### THE PROBLEM
Your answer must be the records, copied with no change.

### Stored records
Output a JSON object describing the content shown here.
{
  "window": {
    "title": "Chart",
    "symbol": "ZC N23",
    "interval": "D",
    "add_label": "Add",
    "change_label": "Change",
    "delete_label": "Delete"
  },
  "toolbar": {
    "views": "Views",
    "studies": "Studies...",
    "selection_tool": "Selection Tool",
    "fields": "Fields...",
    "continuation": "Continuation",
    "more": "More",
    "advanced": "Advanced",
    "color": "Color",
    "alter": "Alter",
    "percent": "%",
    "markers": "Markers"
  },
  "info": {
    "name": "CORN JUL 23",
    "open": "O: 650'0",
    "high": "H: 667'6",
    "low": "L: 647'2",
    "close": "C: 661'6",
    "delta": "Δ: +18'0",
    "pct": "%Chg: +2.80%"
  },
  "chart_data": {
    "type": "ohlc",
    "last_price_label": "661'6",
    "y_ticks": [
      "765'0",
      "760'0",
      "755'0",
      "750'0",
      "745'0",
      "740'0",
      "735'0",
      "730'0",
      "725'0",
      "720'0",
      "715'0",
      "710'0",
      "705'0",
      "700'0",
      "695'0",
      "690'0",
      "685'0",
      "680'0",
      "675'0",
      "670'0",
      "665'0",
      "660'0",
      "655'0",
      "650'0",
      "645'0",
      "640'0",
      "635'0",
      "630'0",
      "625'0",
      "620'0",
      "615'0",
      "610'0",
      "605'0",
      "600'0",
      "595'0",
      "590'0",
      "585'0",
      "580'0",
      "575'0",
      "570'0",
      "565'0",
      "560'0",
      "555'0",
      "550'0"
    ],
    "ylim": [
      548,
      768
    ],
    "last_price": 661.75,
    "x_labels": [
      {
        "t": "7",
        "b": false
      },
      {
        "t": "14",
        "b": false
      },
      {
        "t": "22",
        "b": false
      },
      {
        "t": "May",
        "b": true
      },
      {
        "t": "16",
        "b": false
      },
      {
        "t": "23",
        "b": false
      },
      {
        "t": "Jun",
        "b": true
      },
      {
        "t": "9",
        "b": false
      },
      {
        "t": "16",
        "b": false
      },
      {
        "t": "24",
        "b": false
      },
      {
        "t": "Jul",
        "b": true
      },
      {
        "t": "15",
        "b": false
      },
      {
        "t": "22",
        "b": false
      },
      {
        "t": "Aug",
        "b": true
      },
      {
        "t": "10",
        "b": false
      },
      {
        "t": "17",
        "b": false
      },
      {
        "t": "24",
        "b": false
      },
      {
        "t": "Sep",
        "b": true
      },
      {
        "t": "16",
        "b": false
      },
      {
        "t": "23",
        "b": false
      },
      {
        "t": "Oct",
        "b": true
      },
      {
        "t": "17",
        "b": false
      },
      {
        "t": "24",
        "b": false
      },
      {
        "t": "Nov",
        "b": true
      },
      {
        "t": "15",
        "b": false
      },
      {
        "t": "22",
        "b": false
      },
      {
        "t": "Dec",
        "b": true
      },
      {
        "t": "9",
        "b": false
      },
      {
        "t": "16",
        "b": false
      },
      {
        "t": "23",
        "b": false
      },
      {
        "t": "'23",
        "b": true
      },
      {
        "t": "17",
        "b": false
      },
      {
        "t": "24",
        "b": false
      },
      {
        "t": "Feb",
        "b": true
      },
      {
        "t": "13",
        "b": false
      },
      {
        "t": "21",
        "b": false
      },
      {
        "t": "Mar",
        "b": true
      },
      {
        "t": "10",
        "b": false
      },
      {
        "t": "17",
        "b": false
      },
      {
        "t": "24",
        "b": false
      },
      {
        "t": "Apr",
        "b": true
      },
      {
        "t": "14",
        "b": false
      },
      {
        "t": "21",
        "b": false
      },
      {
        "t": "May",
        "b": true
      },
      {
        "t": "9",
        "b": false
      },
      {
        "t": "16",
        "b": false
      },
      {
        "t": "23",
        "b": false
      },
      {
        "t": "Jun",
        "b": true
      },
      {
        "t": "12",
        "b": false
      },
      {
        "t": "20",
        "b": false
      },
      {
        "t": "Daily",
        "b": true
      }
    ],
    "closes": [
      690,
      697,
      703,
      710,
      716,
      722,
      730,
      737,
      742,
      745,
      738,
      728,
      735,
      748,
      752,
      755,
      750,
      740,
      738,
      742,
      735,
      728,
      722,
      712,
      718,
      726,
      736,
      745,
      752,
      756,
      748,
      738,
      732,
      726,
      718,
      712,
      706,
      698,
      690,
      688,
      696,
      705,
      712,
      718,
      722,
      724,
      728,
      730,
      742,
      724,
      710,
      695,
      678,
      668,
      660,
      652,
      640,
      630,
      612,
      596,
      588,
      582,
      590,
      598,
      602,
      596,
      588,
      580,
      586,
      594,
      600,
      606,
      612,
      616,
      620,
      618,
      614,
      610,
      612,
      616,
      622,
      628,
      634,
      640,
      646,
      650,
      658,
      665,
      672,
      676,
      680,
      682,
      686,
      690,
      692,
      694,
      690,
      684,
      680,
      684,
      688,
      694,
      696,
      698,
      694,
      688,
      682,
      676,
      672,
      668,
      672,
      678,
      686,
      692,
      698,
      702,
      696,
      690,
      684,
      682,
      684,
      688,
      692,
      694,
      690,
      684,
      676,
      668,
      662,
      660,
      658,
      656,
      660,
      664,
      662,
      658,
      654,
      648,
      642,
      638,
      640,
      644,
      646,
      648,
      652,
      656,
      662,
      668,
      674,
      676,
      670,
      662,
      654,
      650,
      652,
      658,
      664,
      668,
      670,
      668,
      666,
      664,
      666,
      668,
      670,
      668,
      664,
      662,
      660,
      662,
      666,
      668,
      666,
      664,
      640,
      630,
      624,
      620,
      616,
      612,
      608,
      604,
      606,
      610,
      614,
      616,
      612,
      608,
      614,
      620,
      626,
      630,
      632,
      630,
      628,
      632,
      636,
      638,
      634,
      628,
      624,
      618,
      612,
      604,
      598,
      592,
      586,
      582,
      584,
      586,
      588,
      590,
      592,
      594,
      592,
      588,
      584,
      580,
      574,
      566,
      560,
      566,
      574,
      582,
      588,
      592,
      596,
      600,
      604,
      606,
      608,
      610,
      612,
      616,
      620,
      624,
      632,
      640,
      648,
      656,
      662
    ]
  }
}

### ANSWER FOR THE TASK
Output a JSON object describing the content shown here.
{
  "window": {
    "title": "Chart",
    "symbol": "ZC N23",
    "interval": "D",
    "add_label": "Add",
    "change_label": "Change",
    "delete_label": "Delete"
  },
  "toolbar": {
    "views": "Views",
    "studies": "Studies...",
    "selection_tool": "Selection Tool",
    "fields": "Fields...",
    "continuation": "Continuation",
    "more": "More",
    "advanced": "Advanced",
    "color": "Color",
    "alter": "Alter",
    "percent": "%",
    "markers": "Markers"
  },
  "info": {
    "name": "CORN JUL 23",
    "open": "O: 650'0",
    "high": "H: 667'6",
    "low": "L: 647'2",
    "close": "C: 661'6",
    "delta": "Δ: +18'0",
    "pct": "%Chg: +2.80%"
  },
  "chart_data": {
    "type": "ohlc",
    "last_price_label": "661'6",
    "y_ticks": [
      "765'0",
      "760'0",
      "755'0",
      "750'0",
      "745'0",
      "740'0",
      "735'0",
      "730'0",
      "725'0",
      "720'0",
      "715'0",
      "710'0",
      "705'0",
      "700'0",
      "695'0",
      "690'0",
      "685'0",
      "680'0",
      "675'0",
      "670'0",
      "665'0",
      "660'0",
      "655'0",
      "650'0",
      "645'0",
      "640'0",
      "635'0",
      "630'0",
      "625'0",
      "620'0",
      "615'0",
      "610'0",
      "605'0",
      "600'0",
      "595'0",
      "590'0",
      "585'0",
      "580'0",
      "575'0",
      "570'0",
      "565'0",
      "560'0",
      "555'0",
      "550'0"
    ],
    "ylim": [
      548,
      768
    ],
    "last_price": 661.75,
    "x_labels": [
      {
        "t": "7",
        "b": false
      },
      {
        "t": "14",
        "b": false
      },
      {
        "t": "22",
        "b": false
      },
      {
        "t": "May",
        "b": true
      },
      {
        "t": "16",
        "b": false
      },
      {
        "t": "23",
        "b": false
      },
      {
        "t": "Jun",
        "b": true
      },
      {
        "t": "9",
        "b": false
      },
      {
        "t": "16",
        "b": false
      },
      {
        "t": "24",
        "b": false
      },
      {
        "t": "Jul",
        "b": true
      },
      {
        "t": "15",
        "b": false
      },
      {
        "t": "22",
        "b": false
      },
      {
        "t": "Aug",
        "b": true
      },
      {
        "t": "10",
        "b": false
      },
      {
        "t": "17",
        "b": false
      },
      {
        "t": "24",
        "b": false
      },
      {
        "t": "Sep",
        "b": true
      },
      {
        "t": "16",
        "b": false
      },
      {
        "t": "23",
        "b": false
      },
      {
        "t": "Oct",
        "b": true
      },
      {
        "t": "17",
        "b": false
      },
      {
        "t": "24",
        "b": false
      },
      {
        "t": "Nov",
        "b": true
      },
      {
        "t": "15",
        "b": false
      },
      {
        "t": "22",
        "b": false
      },
      {
        "t": "Dec",
        "b": true
      },
      {
        "t": "9",
        "b": false
      },
      {
        "t": "16",
        "b": false
      },
      {
        "t": "23",
        "b": false
      },
      {
        "t": "'23",
        "b": true
      },
      {
        "t": "17",
        "b": false
      },
      {
        "t": "24",
        "b": false
      },
      {
        "t": "Feb",
        "b": true
      },
      {
        "t": "13",
        "b": false
      },
      {
        "t": "21",
        "b": false
      },
      {
        "t": "Mar",
        "b": true
      },
      {
        "t": "10",
        "b": false
      },
      {
        "t": "17",
        "b": false
      },
      {
        "t": "24",
        "b": false
      },
      {
        "t": "Apr",
        "b": true
      },
      {
        "t": "14",
        "b": false
      },
      {
        "t": "21",
        "b": false
      },
      {
        "t": "May",
        "b": true
      },
      {
        "t": "9",
        "b": false
      },
      {
        "t": "16",
        "b": false
      },
      {
        "t": "23",
        "b": false
      },
      {
        "t": "Jun",
        "b": true
      },
      {
        "t": "12",
        "b": false
      },
      {
        "t": "20",
        "b": false
      },
      {
        "t": "Daily",
        "b": true
      }
    ],
    "closes": [
      690,
      697,
      703,
      710,
      716,
      722,
      730,
      737,
      742,
      745,
      738,
      728,
      735,
      748,
      752,
      755,
      750,
      740,
      738,
      742,
      735,
      728,
      722,
      712,
      718,
      726,
      736,
      745,
      752,
      756,
      748,
      738,
      732,
      726,
      718,
      712,
      706,
      698,
      690,
      688,
      696,
      705,
      712,
      718,
      722,
      724,
      728,
      730,
      742,
      724,
      710,
      695,
      678,
      668,
      660,
      652,
      640,
      630,
      612,
      596,
      588,
      582,
      590,
      598,
      602,
      596,
      588,
      580,
      586,
      594,
      600,
      606,
      612,
      616,
      620,
      618,
      614,
      610,
      612,
      616,
      622,
      628,
      634,
      640,
      646,
      650,
      658,
      665,
      672,
      676,
      680,
      682,
      686,
      690,
      692,
      694,
      690,
      684,
      680,
      684,
      688,
      694,
      696,
      698,
      694,
      688,
      682,
      676,
      672,
      668,
      672,
      678,
      686,
      692,
      698,
      702,
      696,
      690,
      684,
      682,
      684,
      688,
      692,
      694,
      690,
      684,
      676,
      668,
      662,
      660,
      658,
      656,
      660,
      664,
      662,
      658,
      654,
      648,
      642,
      638,
      640,
      644,
      646,
      648,
      652,
      656,
      662,
      668,
      674,
      676,
      670,
      662,
      654,
      650,
      652,
      658,
      664,
      668,
      670,
      668,
      666,
      664,
      666,
      668,
      670,
      668,
      664,
      662,
      660,
      662,
      666,
      668,
      666,
      664,
      640,
      630,
      624,
      620,
      616,
      612,
      608,
      604,
      606,
      610,
      614,
      616,
      612,
      608,
      614,
      620,
      626,
      630,
      632,
      630,
      628,
      632,
      636,
      638,
      634,
      628,
      624,
      618,
      612,
      604,
      598,
      592,
      586,
      582,
      584,
      586,
      588,
      590,
      592,
      594,
      592,
      588,
      584,
      580,
      574,
      566,
      560,
      566,
      574,
      582,
      588,
      592,
      596,
      600,
      604,
      606,
      608,
      610,
      612,
      616,
      620,
      624,
      632,
      640,
      648,
      656,
      662
    ]
  }
}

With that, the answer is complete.